Lost in the uproar last week over a written request by a White House commission for state voter registration lists was another letter sent that same day. It came from the civil rights division of the U.S. Justice Department (DOJ), and asked states for details on how they’re complying with a requirement in the National Voter Registration Act (NVRA) — also known as the motor-voter law — that election officials keep their voting lists accurate and up to date. The timing and focus of the two letters — one from the commission and the other from DOJ — has made some voter advocacy groups nervous about what the Trump administration is up to, and whether its ultimate goal is to weaken or revamp the motor voter law. “It’s very concerning,” said Brenda Wright, vice president of policy and legal strategies at Demos, a liberal advocacy group that’s been fighting state efforts to purge voters from the rolls. Wright notes that the main purpose of the motor voter law is to expand opportunities to register to vote, but that millions of eligible Americans are still unregistered.
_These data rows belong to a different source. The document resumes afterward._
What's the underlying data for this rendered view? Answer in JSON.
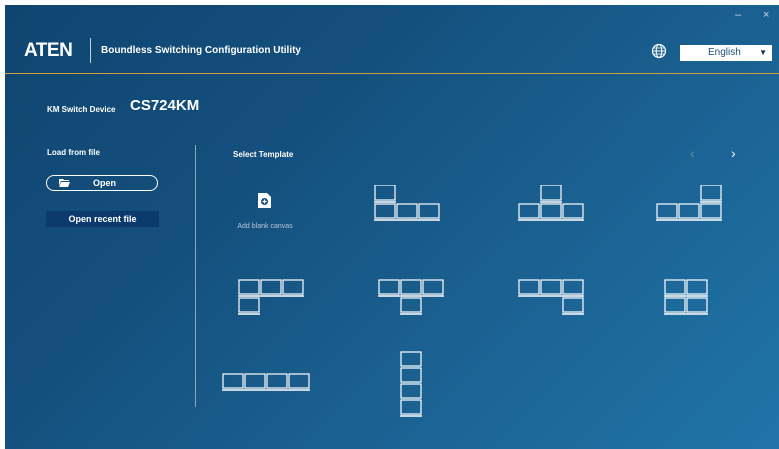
{
  "app": {
    "logo": "ATEN",
    "title": "Boundless Switching Configuration Utility",
    "language": "English",
    "minimize_glyph": "–",
    "close_glyph": "×"
  },
  "device": {
    "label": "KM Switch Device",
    "name": "CS724KM"
  },
  "load": {
    "label": "Load from file",
    "open_label": "Open",
    "recent_label": "Open recent file"
  },
  "templates": {
    "label": "Select Template",
    "blank_label": "Add blank canvas",
    "prev_glyph": "‹",
    "next_glyph": "›"
  },
  "icons": {
    "globe": "globe-icon",
    "folder": "folder-open-icon",
    "document": "document-plus-icon",
    "dropdown": "chevron-down-icon"
  },
  "colors": {
    "accent_line": "#d29f3e",
    "recent_button_bg": "#0c3a6c"
  }
}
… David Becker, who now runs the Center for Election Innovation and Research, was the author of the Pew report and said states could do more to clean up their voter rolls and get rid of inaccurate registrations, especially for those who have moved or passed away. He estimated there could still be hundreds of thousands, maybe millions, of outdated registrations. But, he added, “I think also, very importantly, we know from the extensive research on voter fraud, that those people aren’t voting.”
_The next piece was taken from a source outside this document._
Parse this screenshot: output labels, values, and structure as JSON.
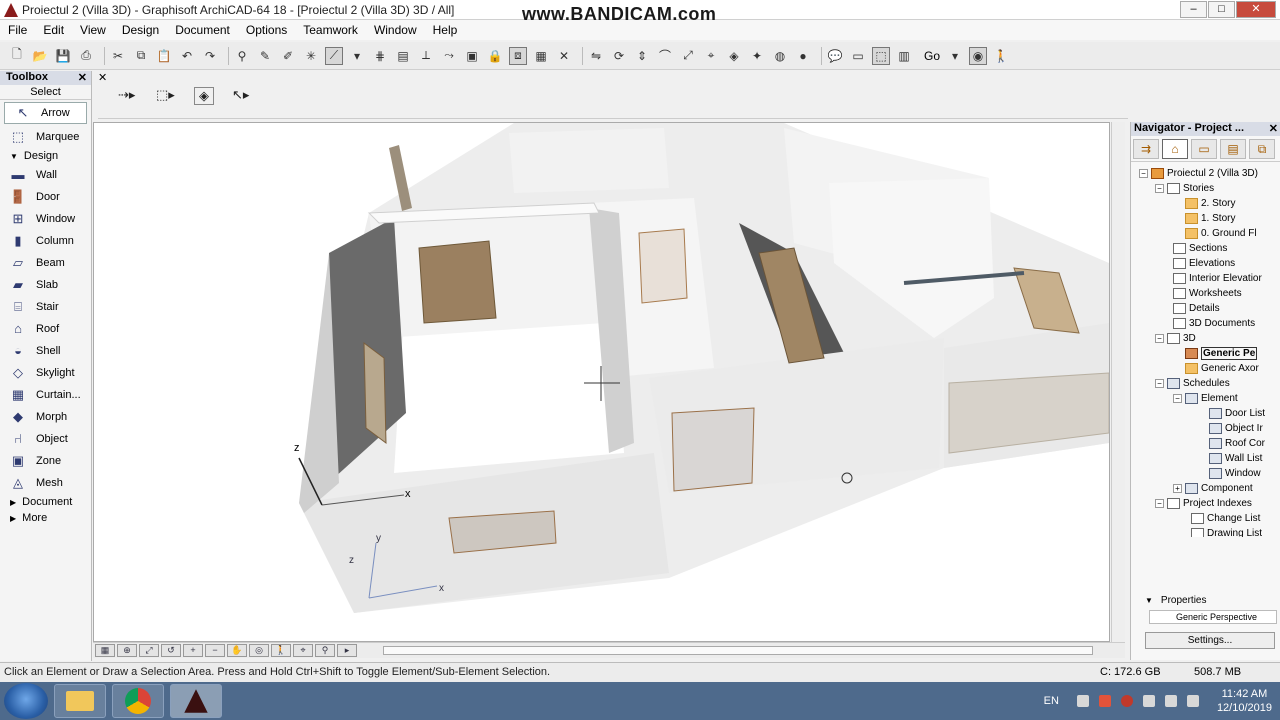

Becker, a former DOJ attorney, also wonders about the timing of the two letters to states seeking information about their voter rolls, and whether it’s a sign of coordination between the Justice Department and the voting commission on what to do about the motor voter law.
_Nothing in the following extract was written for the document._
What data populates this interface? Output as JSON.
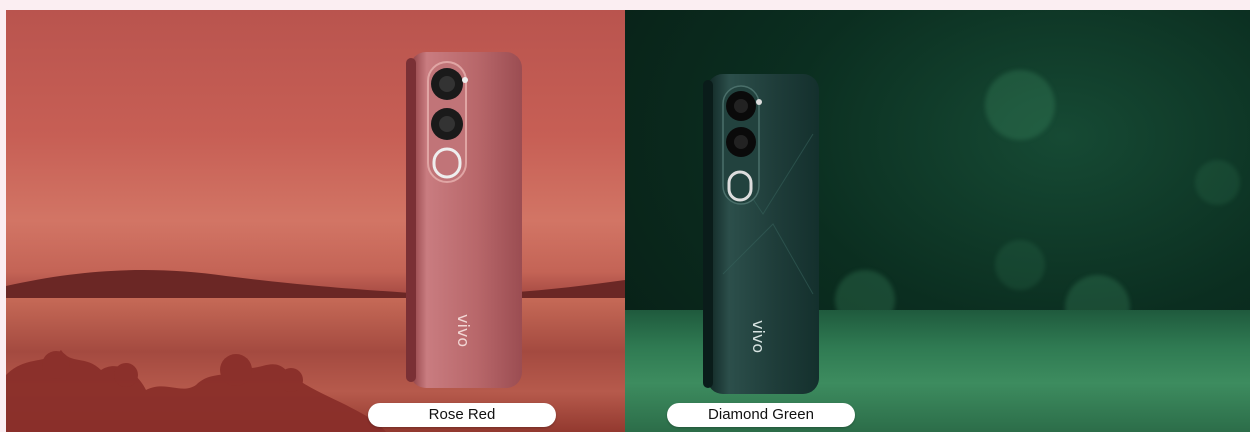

He says the DOJ letter, especially, seems to indicate a shift in focus from enforcing provisions intended to expand registration to those requiring list maintenance.